As for the family's reaction, Femia said Liza Minnelli was a friendly acquaintance. He recalled once going into the old piano bar 88s to do a few songs as Judy to promote his shows. He got through four numbers and only found out afterwards that Liza was sitting six feet in front of him, hidden by a phalanx of friends at her table. "The manager later told me that I had kind of freaked her out," Femia said. Liza herself allegedly once said of Femia, "He does Mama better than Mama did Mama."

As for Garland's other daughter, Lorna Luft . . . not exactly friends. "I made a joke about her at an awards show and she found out about it," he said. "She's probably just jealous because I get more work than she does."

Femia always has a special guest at his shows, a cabaret legend or a Broadway star, or, recently, columnist Michael Musto.

After his New York shows, Femia scrapes off the makeup and glitz, dons a baseball cap, and takes the train back to White Plains, where he lives with Doug, his partner of twenty-three years. "I spend the whole day in pajama pants and a sweatshirt when I'm at home," he said.

Tommy Femia appears in Judy Garland LIVE! at Don't Tell Mama every other Saturday through March. After that, he has a long engagement with Steven Brinberg (as Barbra Streisand) at the St. Germain Theatre in London, and then the two will play an engagement at San Francisco's Rrazz Room in the fall.

"As long as I'm not sick of it, I'll keep doing it," Femia said of his plans moving beyond the twenty-year mark. "It never gets dull playing someone who is completely out of her mind!"

Tommy Femia in Judy Garland LIVE! next appears at Don't Tell Mama on January 30 @ 8:30. Please check www.donttellmamanyc.com for additional appearances
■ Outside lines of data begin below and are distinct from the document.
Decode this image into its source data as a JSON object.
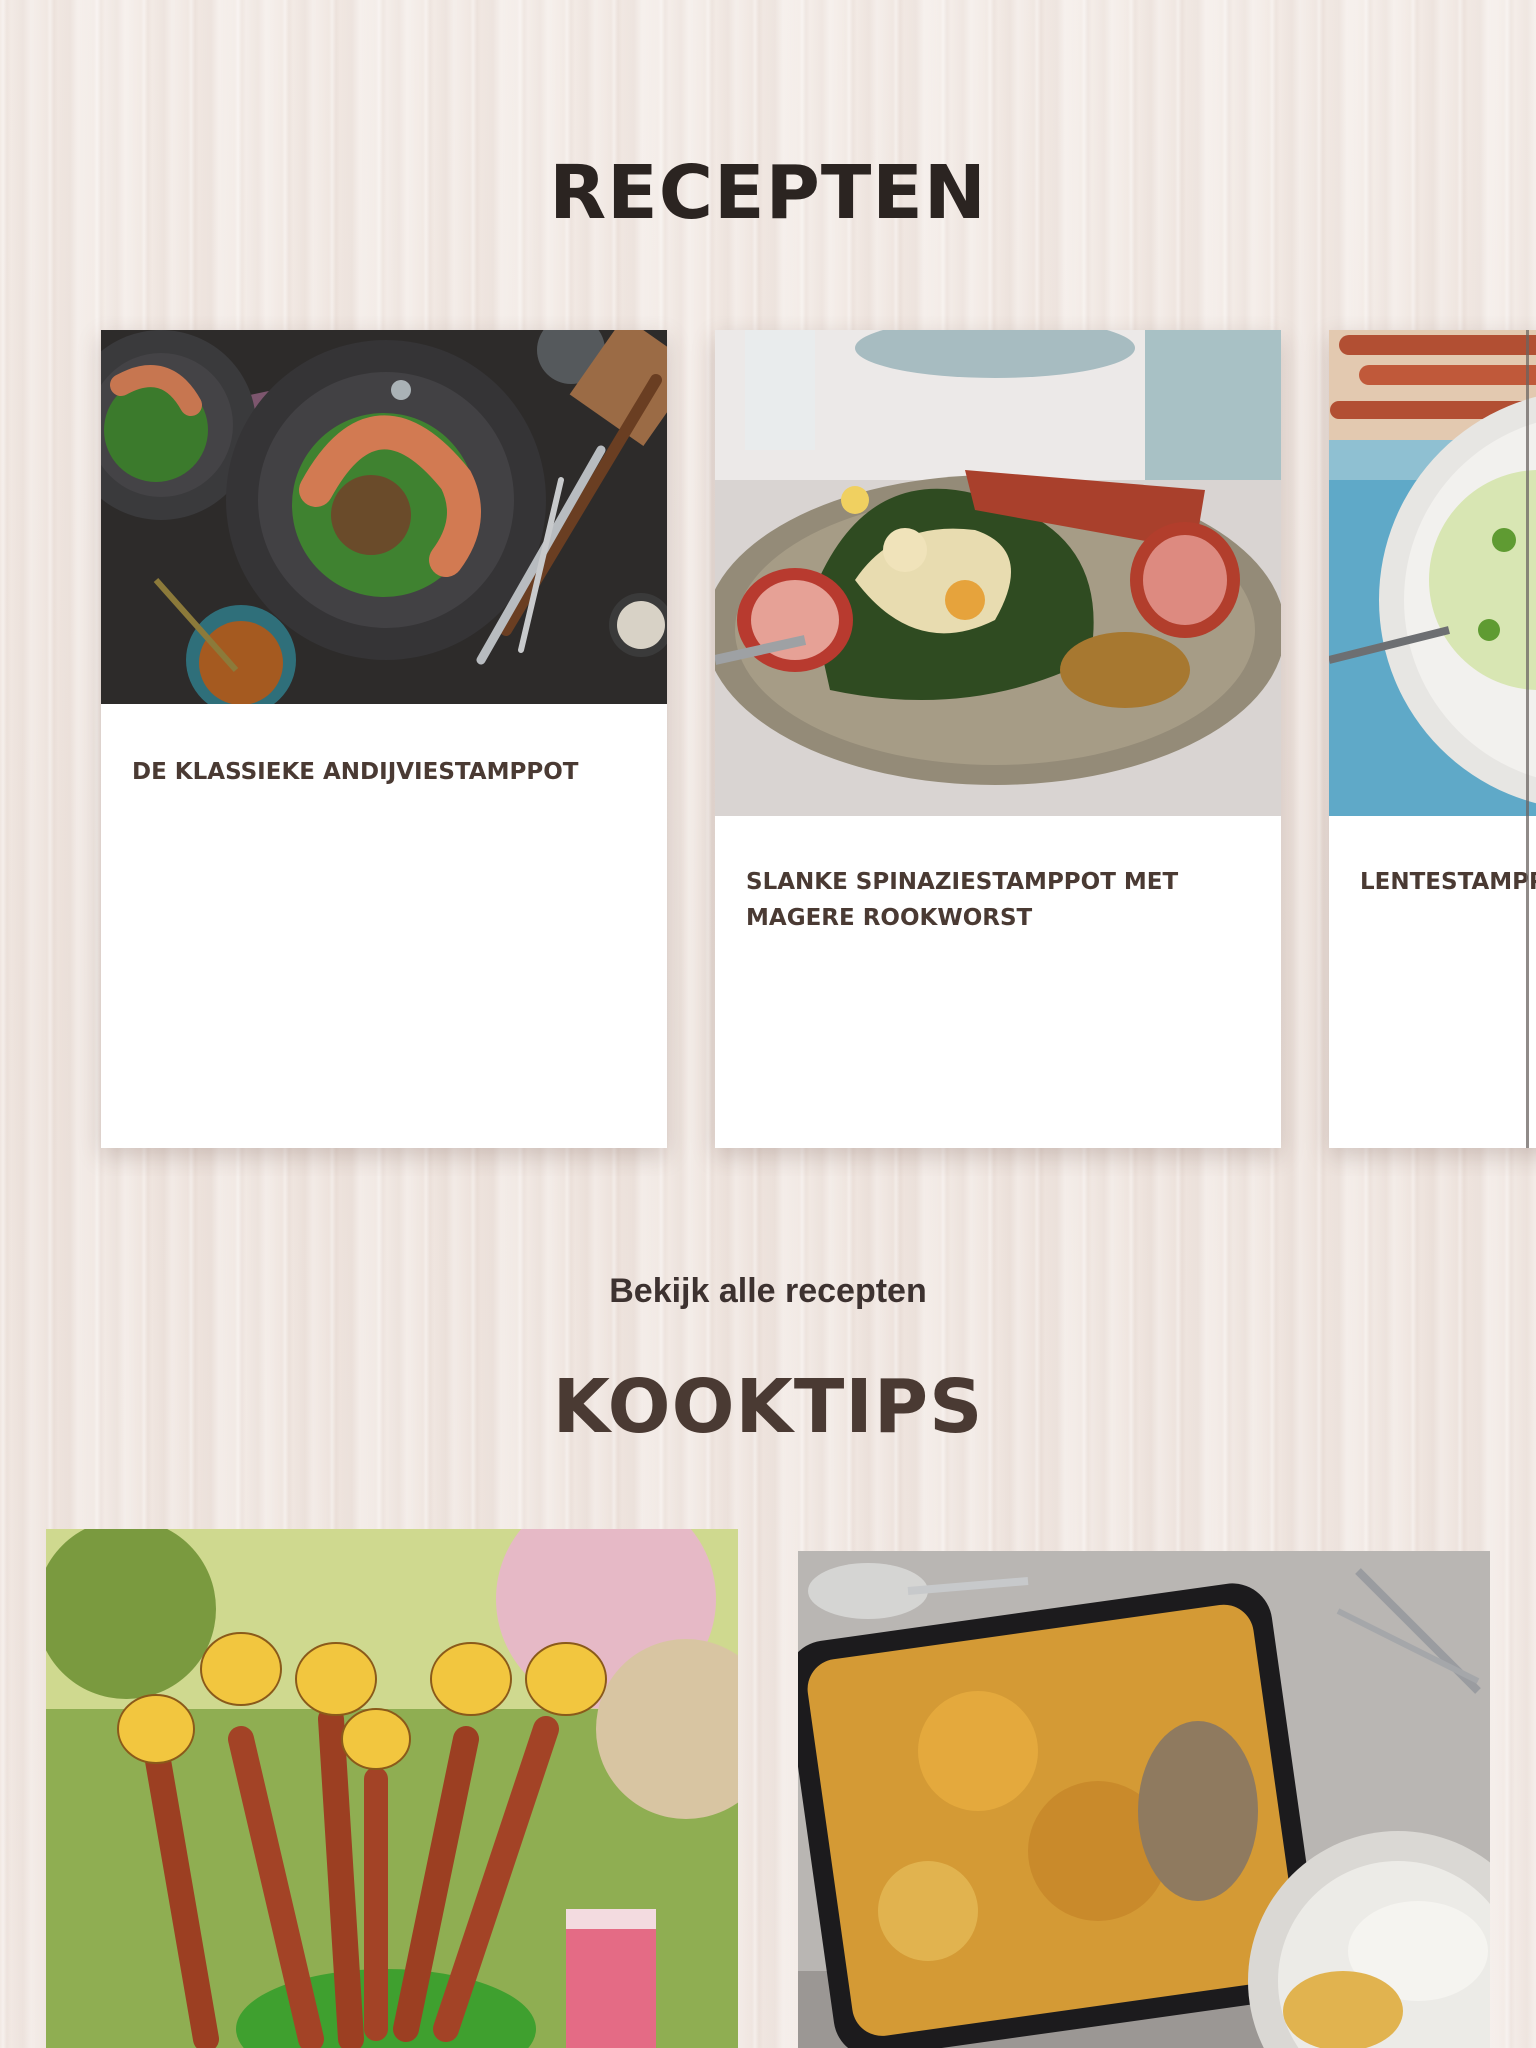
{
  "recipes_section": {
    "title": "Recepten",
    "cards": [
      {
        "title": "De klassieke andijviestamppot",
        "image": "andijviestamppot-photo"
      },
      {
        "title": "Slanke spinaziestamppot met magere rookworst",
        "image": "spinaziestamppot-photo"
      },
      {
        "title": "Lentestamppot met tuinerwten",
        "image": "lentestamppot-photo"
      }
    ],
    "link_label": "Bekijk alle recepten"
  },
  "tips_section": {
    "title": "Kooktips",
    "tiles": [
      {
        "image": "giraffe-sausage-party-photo"
      },
      {
        "image": "oven-casserole-photo"
      }
    ]
  },
  "colors": {
    "heading": "#2b2421",
    "card_title": "#4a3a33",
    "background": "#f1e8e3",
    "card_bg": "#ffffff"
  }
}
Kevin Scott Hall is the author of Off the Charts! (2010, iUniverse) and the memoir, A Quarter Inch from My Heart (2014, Wisdom Moon).